Perpetual Guava at Crazy Uncle Mike’s
Perpetual Guava, Brockatron, Guavabrock, Groovatron… what’s in a name?
No matter which one you choose, it means Brock Butler from Perpetual Groove with Guavatron. That right there was the reason that the show at Crazy Uncle Mike’s in Boca Raton (June 12) was packed to the gills. The plan was for Butler to play a solo set, followed by Guavatron, with the third set featuring the Perpetual Guava mashup.
A word or three about Crazy Uncle Mike’s before we get to the music. The room is long and narrow, with a bar running along one wall a considerable distance. The tables for seated patrons are from the GA section to the back of the room.

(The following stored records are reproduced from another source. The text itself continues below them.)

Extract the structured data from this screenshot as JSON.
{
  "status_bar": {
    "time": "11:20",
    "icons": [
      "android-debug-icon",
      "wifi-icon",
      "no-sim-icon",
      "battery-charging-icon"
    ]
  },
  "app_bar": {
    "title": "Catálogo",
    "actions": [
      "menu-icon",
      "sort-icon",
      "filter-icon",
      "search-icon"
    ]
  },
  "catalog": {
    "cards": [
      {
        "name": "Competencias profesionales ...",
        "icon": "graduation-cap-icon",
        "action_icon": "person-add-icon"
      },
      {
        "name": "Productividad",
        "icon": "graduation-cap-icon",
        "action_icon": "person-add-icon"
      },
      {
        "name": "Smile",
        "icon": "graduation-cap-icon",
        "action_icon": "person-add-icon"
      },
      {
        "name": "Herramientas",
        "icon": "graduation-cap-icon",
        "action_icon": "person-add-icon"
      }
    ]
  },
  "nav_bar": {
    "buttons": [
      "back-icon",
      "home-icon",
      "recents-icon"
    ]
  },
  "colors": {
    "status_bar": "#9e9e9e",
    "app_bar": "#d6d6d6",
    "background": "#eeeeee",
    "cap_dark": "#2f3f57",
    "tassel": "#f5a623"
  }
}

Because of the physical limitations of the room, many toward the back could neither see the stage nor hear very well during Butler’s set or the Guavatron set. Butler’s set wasn’t loud enough. This is a party room, not a listening room, and for damn sure it was a party up front for Guavatron. The crowd thinned a bit before the collab set (mistake!), and the audio improved as well. Also, we should have known immediately that sitting next to the sound engineer was not a good idea. EVERYBODY needs to come hug, bump fists, and talk loudly with the sound engineer all night long. Lesson learned.

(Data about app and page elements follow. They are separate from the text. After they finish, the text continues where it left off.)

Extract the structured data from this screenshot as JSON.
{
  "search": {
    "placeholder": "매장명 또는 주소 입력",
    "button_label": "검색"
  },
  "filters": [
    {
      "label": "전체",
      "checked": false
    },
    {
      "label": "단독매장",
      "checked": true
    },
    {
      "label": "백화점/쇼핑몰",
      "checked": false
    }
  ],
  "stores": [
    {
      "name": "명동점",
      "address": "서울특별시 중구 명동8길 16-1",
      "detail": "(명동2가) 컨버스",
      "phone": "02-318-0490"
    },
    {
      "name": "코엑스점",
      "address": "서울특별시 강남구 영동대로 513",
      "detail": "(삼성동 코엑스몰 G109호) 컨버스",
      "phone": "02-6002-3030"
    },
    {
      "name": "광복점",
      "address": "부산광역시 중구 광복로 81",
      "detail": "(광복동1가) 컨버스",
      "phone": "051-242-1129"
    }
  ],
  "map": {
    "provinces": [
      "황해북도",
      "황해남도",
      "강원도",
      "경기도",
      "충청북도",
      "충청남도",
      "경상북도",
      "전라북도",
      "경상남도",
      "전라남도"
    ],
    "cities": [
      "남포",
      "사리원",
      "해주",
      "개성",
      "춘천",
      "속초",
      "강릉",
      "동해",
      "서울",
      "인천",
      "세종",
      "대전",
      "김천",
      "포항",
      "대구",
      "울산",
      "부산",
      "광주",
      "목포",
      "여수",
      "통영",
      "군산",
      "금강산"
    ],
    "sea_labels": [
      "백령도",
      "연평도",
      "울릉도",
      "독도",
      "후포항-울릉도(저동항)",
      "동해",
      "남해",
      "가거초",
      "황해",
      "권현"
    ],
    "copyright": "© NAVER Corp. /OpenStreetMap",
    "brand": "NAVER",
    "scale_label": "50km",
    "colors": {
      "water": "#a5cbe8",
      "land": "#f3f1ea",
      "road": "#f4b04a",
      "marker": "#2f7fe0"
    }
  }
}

The food and beverages there were outstanding!
Butler had the unenviable task of opening the show solo acoustic, and he persevered in spite of the conditions. The first song was straight acoustic (or so it sounded), but for the second Butler showed out as an effective looper, setting up a very cool groove, trance-y and reverbed. He switched from guitar to lap steel, layering textures. The third song was a lovely instrumental duet with himself.
Butler played another acoustic song that got trance-y as he sang before closing with one that had the refrain “ Live love die.” That’s the title of the fourth PGroove album but not the name of a song on it.

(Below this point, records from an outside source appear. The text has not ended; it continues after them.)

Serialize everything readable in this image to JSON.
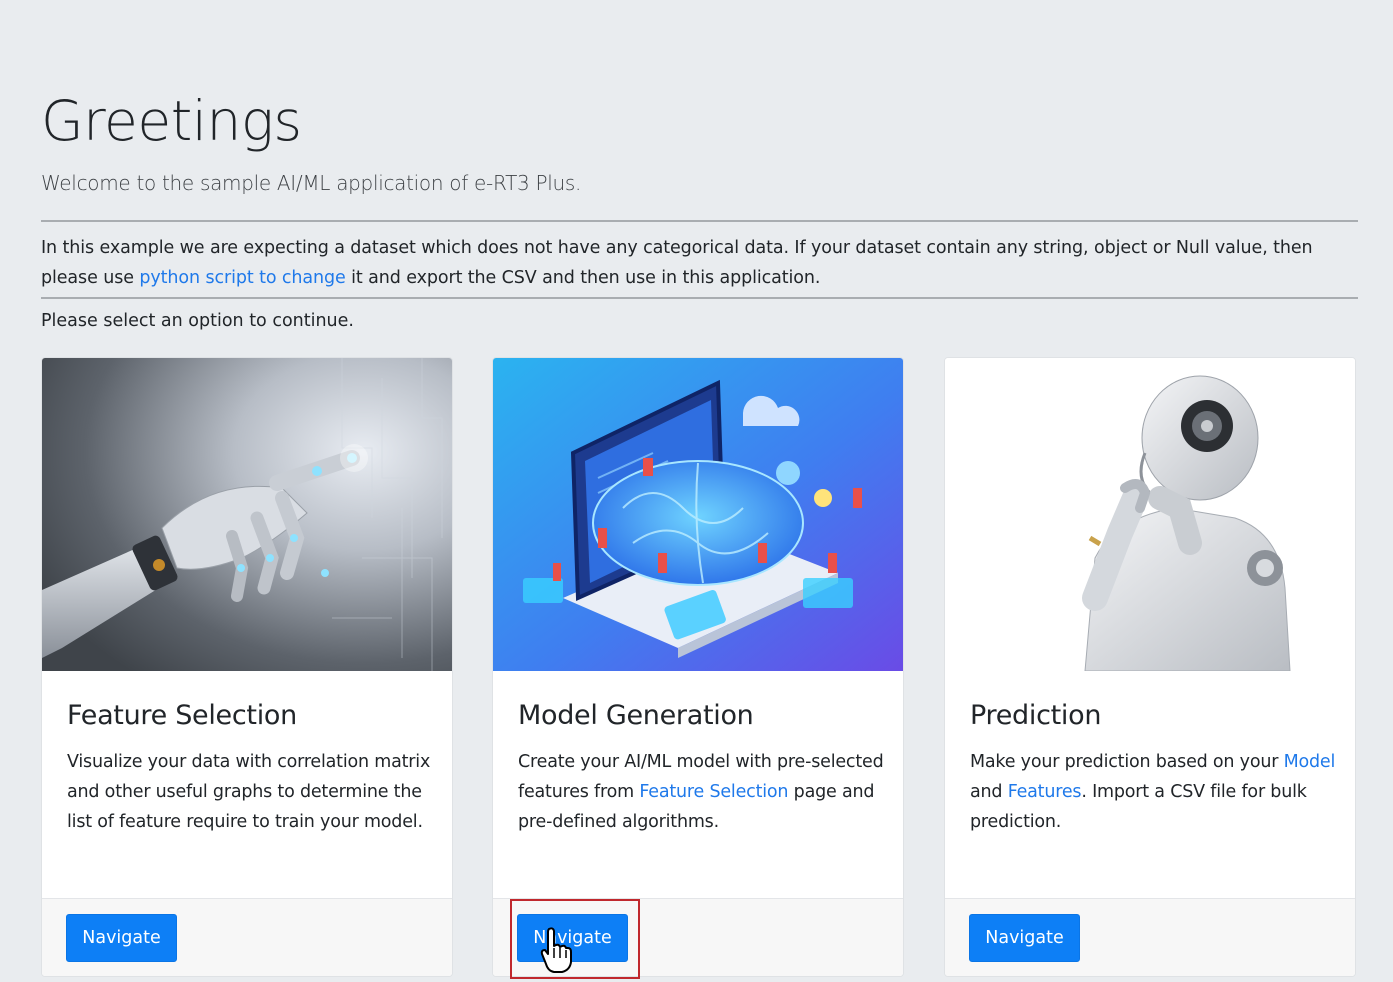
{
  "header": {
    "title": "Greetings",
    "lead": "Welcome to the sample AI/ML application of e-RT3 Plus."
  },
  "intro": {
    "text_before": "In this example we are expecting a dataset which does not have any categorical data. If your dataset contain any string, object or Null value, then please use ",
    "link_text": "python script to change",
    "text_after": " it and export the CSV and then use in this application."
  },
  "prompt": "Please select an option to continue.",
  "cards": [
    {
      "title": "Feature Selection",
      "text": "Visualize your data with correlation matrix and other useful graphs to determine the list of feature require to train your model.",
      "button": "Navigate",
      "image": "robot-hand-illustration"
    },
    {
      "title": "Model Generation",
      "text_before": "Create your AI/ML model with pre-selected features from ",
      "link": "Feature Selection",
      "text_after": " page and pre-defined algorithms.",
      "button": "Navigate",
      "image": "brain-laptop-illustration"
    },
    {
      "title": "Prediction",
      "text_before": "Make your prediction based on your ",
      "link1": "Model",
      "text_mid": " and ",
      "link2": "Features",
      "text_after": ". Import a CSV file for bulk prediction.",
      "button": "Navigate",
      "image": "thinking-robot-illustration"
    }
  ],
  "colors": {
    "page_bg": "#e9ecef",
    "primary": "#0d7ff6",
    "link": "#1f79ea",
    "highlight": "#c0282d"
  }
}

The Guavatron crew hit the stage running with a very spacey intro that slid into a very Brock Butler-like vibe with “Things I Forget > dJam.” Within ten minutes, they had shifted into “Grit” and that deep trance-dance groove. Conor Crookham (bass) and Casey Luden (drums) simply crushed all night long. Roddy Hansen (keyboards) and Luden then steered the 50-minute jam into “Let’s Get It On” and back again into “Grit.” That was some monstrous prog, due in no small part to Adonis Guava on guitar and Crookham. Butler then came out for a mind-blowing take on “Hand That Feeds” (NIN) before taking a well-deserved breather.
[GUAVATRON: Intro > Things I Forget > dJam > Grit > Get It On > Grit, Hand That Feeds*]
The quintet returned to the stage and immediately shoved it into overdrive after a brief intro with “Awake,” which yielded to Teakwoodbetz,” a song from the first PGroove album. that whole sequence was scorching hot. They lit up fan favorite “Spring Roll” and morphed that into the great PGroove anthem “Sweet Oblivious Antidote” (also title of the first Perpetual Groove album).
For a truly magical surprise, they next knocked out covers of the first two tracks on Pink Floyd’s Animals: “Pigs On The Wing 1 > Dogs,” replete with dogs barking. That was magical. Hansen was in synth heaven, and together Butler and Adonis blew it up on guitars. They switched on the dance party again with “Xilla” and, after a brief pause, cranked it right back up with “Disco Shades.” Adonis sure had his on.
Back for an encore, they closed out the amazing night with “3 Weeks > Naive Melody.”
And that, ladies and gentlemen, is how you Perpetual Guava!
[PERPETUAL GUAVA: Intro > Awake > Teakwoodbetz, Spring Roll > Sweet Oblivious Antidote, Pigs On The Wing 1 > Dogs, Xilla, Disco Shades; E: 3 Weeks > Naive Melody]